The following data is to be repeated exactly, its pictures excluded.
════════════════
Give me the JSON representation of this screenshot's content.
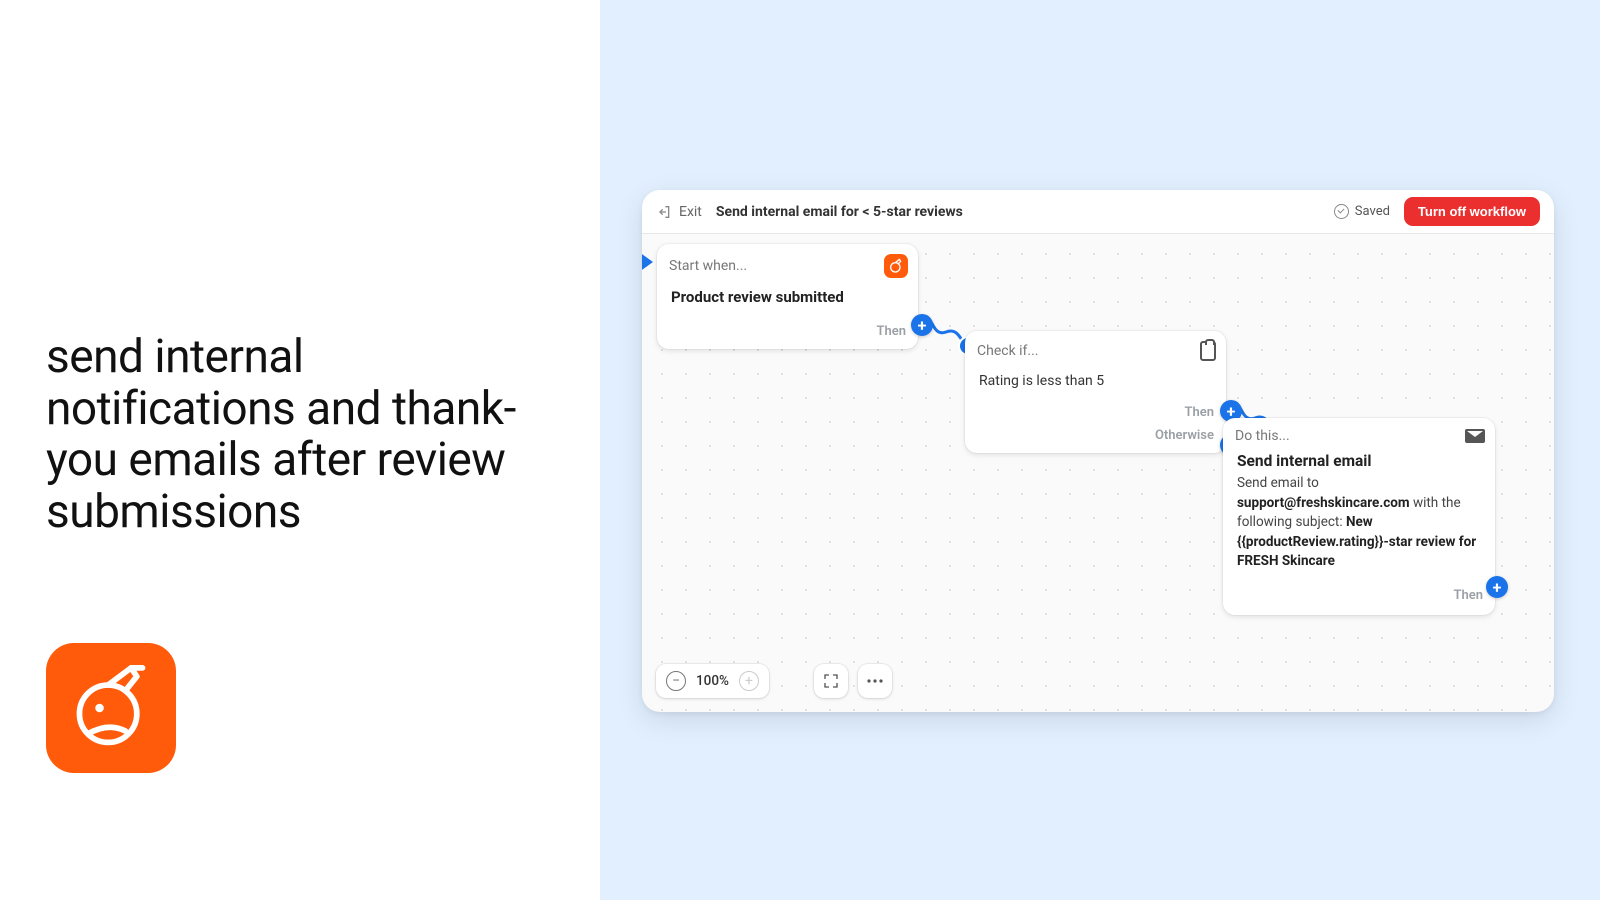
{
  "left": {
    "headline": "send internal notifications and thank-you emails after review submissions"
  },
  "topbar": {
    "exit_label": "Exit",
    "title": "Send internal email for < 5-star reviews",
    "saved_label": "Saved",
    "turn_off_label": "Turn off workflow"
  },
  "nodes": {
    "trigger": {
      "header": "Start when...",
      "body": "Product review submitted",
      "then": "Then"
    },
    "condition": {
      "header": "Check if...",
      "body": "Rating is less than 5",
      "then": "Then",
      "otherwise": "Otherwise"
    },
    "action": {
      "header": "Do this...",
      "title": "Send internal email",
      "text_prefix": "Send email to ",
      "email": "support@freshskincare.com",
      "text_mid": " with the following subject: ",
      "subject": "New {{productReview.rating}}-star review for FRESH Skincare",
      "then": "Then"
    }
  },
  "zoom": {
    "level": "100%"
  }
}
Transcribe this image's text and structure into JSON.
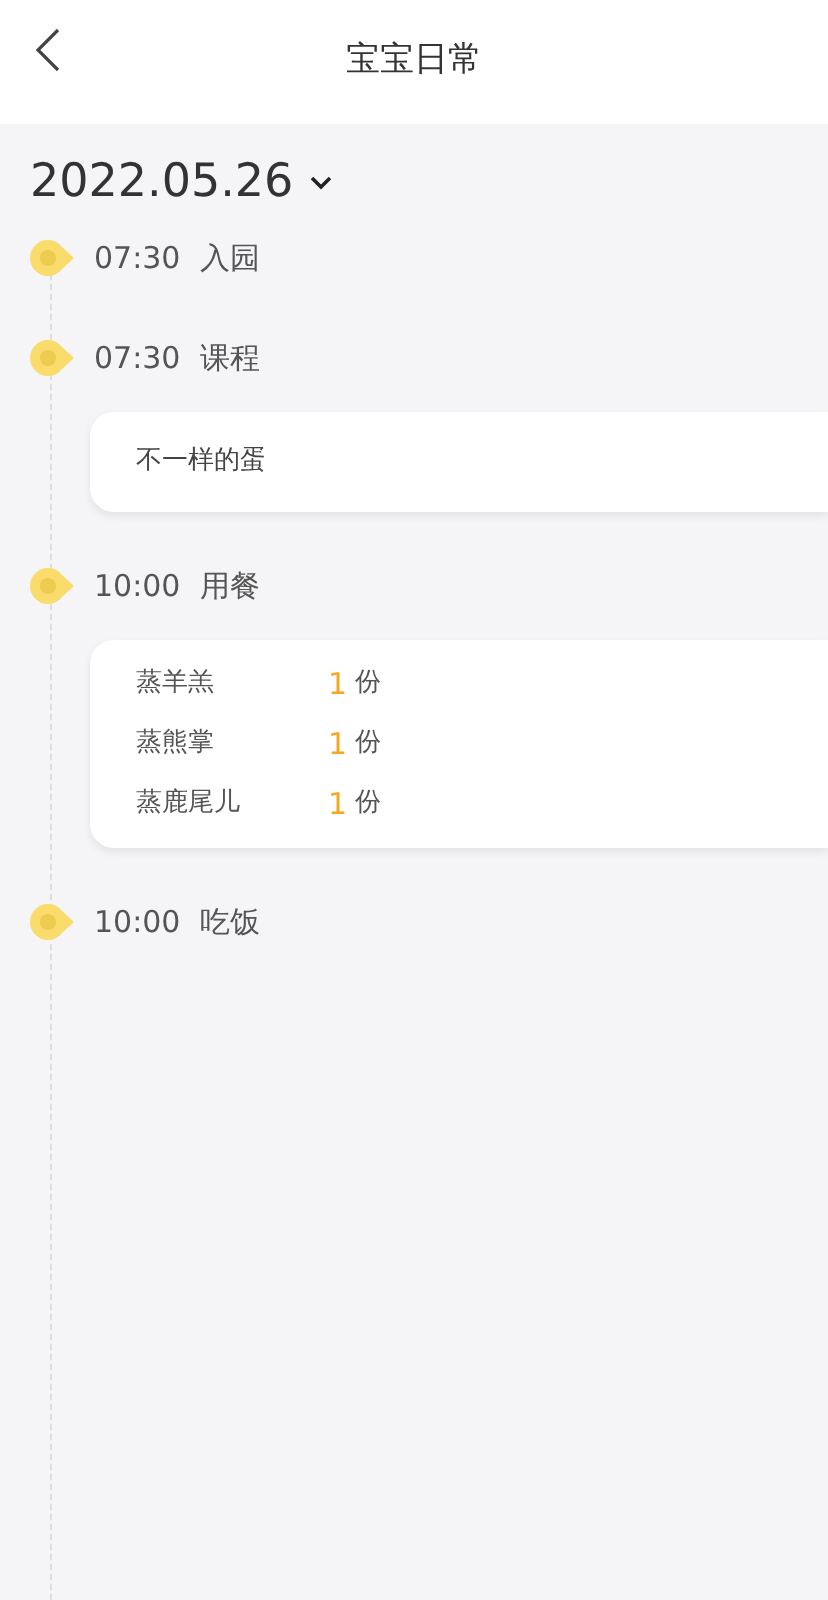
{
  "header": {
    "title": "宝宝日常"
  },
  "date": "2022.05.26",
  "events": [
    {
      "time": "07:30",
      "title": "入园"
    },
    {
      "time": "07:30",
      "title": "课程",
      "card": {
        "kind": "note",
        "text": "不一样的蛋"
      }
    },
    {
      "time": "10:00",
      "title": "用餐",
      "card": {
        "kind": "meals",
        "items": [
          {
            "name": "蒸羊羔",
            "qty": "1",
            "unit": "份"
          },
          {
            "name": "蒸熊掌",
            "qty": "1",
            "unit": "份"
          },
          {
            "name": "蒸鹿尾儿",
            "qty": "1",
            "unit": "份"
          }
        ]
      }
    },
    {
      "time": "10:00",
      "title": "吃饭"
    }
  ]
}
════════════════
● Exercise response:
Give me the JSON representation of this screenshot's content.
{
  "left": {
    "headline": "send internal notifications and thank-you emails after review submissions"
  },
  "topbar": {
    "exit_label": "Exit",
    "title": "Send internal email for < 5-star reviews",
    "saved_label": "Saved",
    "turn_off_label": "Turn off workflow"
  },
  "nodes": {
    "trigger": {
      "header": "Start when...",
      "body": "Product review submitted",
      "then": "Then"
    },
    "condition": {
      "header": "Check if...",
      "body": "Rating is less than 5",
      "then": "Then",
      "otherwise": "Otherwise"
    },
    "action": {
      "header": "Do this...",
      "title": "Send internal email",
      "text_prefix": "Send email to ",
      "email": "support@freshskincare.com",
      "text_mid": " with the following subject: ",
      "subject": "New {{productReview.rating}}-star review for FRESH Skincare",
      "then": "Then"
    }
  },
  "zoom": {
    "level": "100%"
  }
}
Transcribe this image's text and structure into JSON.
{
  "header": {
    "title": "宝宝日常"
  },
  "date": "2022.05.26",
  "events": [
    {
      "time": "07:30",
      "title": "入园"
    },
    {
      "time": "07:30",
      "title": "课程",
      "card": {
        "kind": "note",
        "text": "不一样的蛋"
      }
    },
    {
      "time": "10:00",
      "title": "用餐",
      "card": {
        "kind": "meals",
        "items": [
          {
            "name": "蒸羊羔",
            "qty": "1",
            "unit": "份"
          },
          {
            "name": "蒸熊掌",
            "qty": "1",
            "unit": "份"
          },
          {
            "name": "蒸鹿尾儿",
            "qty": "1",
            "unit": "份"
          }
        ]
      }
    },
    {
      "time": "10:00",
      "title": "吃饭"
    }
  ]
}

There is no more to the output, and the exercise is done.